The law has always feared the hazards of long-delayed prosecutions. The chief concern impelling limitations – that memories dim over time and that evidence is likely to become lost or dispersed – appears at first blush to be irrelevant in the face of today’s more exacting science.

If DNA can prove, within 99.9 percent certainty, that a defendant was the perpetrator of an unsolved rape, why not send him to prison? Yet what if his defense to the charge is consent?

Forensic science can often establish identity with near certainty, but it is not a time machine that can transport us backward so that we recapture every nuance of a largely forgotten event…

Statutes of limitations have also traditionally embodied a moral judgment that if a person has lived blamelessly for a significant time, he should not have the anxiety of potential prosecution hanging over him forever.

The practical reasons that Turow talks about, that is, the increased difficulty of mounting a defense for an innocent person, is important but it is the second reason that is more compelling still…

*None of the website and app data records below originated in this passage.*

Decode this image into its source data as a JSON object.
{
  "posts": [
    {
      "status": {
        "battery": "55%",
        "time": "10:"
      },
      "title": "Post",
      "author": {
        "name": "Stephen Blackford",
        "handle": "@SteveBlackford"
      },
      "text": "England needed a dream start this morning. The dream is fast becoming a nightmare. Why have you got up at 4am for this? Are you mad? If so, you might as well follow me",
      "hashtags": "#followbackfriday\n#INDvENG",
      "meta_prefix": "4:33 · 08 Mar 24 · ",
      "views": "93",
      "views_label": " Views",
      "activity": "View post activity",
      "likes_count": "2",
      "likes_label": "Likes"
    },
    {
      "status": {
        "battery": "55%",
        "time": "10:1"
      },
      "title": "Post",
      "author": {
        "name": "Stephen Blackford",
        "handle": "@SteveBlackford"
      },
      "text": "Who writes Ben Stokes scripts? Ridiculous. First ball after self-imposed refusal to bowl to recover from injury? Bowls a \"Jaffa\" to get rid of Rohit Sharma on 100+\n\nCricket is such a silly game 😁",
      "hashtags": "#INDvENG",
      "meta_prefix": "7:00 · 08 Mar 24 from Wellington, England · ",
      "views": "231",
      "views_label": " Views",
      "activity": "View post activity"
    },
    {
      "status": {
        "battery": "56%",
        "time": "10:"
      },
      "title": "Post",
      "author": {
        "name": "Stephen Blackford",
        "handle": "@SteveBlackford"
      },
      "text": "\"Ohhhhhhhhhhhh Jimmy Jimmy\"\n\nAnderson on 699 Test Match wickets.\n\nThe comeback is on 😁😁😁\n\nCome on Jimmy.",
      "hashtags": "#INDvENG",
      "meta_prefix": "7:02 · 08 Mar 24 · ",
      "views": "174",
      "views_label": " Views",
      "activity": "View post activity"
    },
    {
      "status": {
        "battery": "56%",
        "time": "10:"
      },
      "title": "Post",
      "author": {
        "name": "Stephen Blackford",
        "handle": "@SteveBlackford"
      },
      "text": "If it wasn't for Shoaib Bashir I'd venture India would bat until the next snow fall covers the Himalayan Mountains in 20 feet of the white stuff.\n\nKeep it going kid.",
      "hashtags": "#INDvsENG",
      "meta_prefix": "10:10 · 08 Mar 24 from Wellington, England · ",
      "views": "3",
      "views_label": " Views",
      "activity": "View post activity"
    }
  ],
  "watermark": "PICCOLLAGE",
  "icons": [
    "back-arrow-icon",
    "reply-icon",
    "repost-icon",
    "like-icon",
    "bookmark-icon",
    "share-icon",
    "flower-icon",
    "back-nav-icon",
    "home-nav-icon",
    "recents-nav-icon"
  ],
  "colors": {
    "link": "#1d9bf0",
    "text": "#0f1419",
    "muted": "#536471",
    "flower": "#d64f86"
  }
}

Should a man have to face charges for something he supposedly did more than 5 years before? 10? 20?

Who among us can say we’ve never “gotten away with something”?

Bearing in mind that all United States jurisdictions allow the Government a lifetime to prosecute murder, do we really need to extend the limits for prosecuting non-violent crimes?